Polar Education Just Got Cooler

November 22, 2019
People having a discussion at a round table

The Education and Outreach Group of the Byrd Center at The Ohio State University will co-lead Polar Literacy: A Model for Youth Engagement and Learning, an NSF-funded Advancing Informal STEM Learning initiative to improve learning about Earth’s polar regions. Students, informal educators, and scientists will be equipped with new tools to engage youth and families in understanding some of the most remote parts of our planet.

Polar Literacy will bring experiential learning about the poles to youth and building upon past successes of the collaborating institutions. Over the next three years, the project team will work to develop multiple educational programs, or ‘kits’, focused on themes from the Polar Literacy Principles. DataJams, that creatively explore and visualize real polar data, and customized video clips will be assembled for each of the kits. This project will focus on engaging out of school time youth, informal educators, and polar researchers through the 5E learning cycle  and place-based learning about local natural systems. The ultimate goal of the program is to build understanding and appreciation for the polar environments and the people who live and work in these environments.  

A diverse population of students will interact with researchers to learn about scientific processes, ask questions, and make connections to their own lives. In turn, researchers will have an opportunity to showcase their research, learn how to communicate their findings to a broad audience, and build relationships with the general public.
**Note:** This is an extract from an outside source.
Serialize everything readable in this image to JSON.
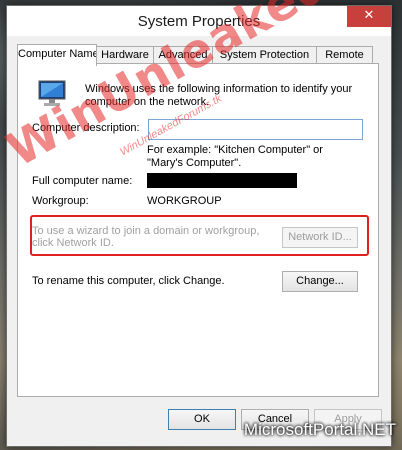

The materials will be collaboratively developed and extensively user tested. Knowledge gained will be applicable broadly to informal STEM (science, technology, engineering, and mathematics) education and more specifically to polar education. The project materials will be distributed through various education networks and offer a replicable model for scientist, including those early in their careers, to engage with youth and families.

The Byrd Center’s efforts will be led by Jason Cervenec and Karina Peggau, with additional contributions from members of the array of research groups based within the center. Polar Literacy will build on the portfolio of outreach programs already offered by the Byrd Center that annual reach more than 11,00 individuals. In total, more than 30 polar scientists will be involved with development and delivery of the educational programs.

The educational materials will be showcased in various informal education settings, including afterschool and museum programs and summer camps in Ohio, New Jersey, Colorado, and Pennsylvania. Collaborators on the project include Camp Oty’Okwa and Franklin County Extension (Ohio); Essex, Mercer, and Monmouth County Extension (New Jersey); CU Science Discovery (Colorado); and The Franklin Institute (Pennsylvania).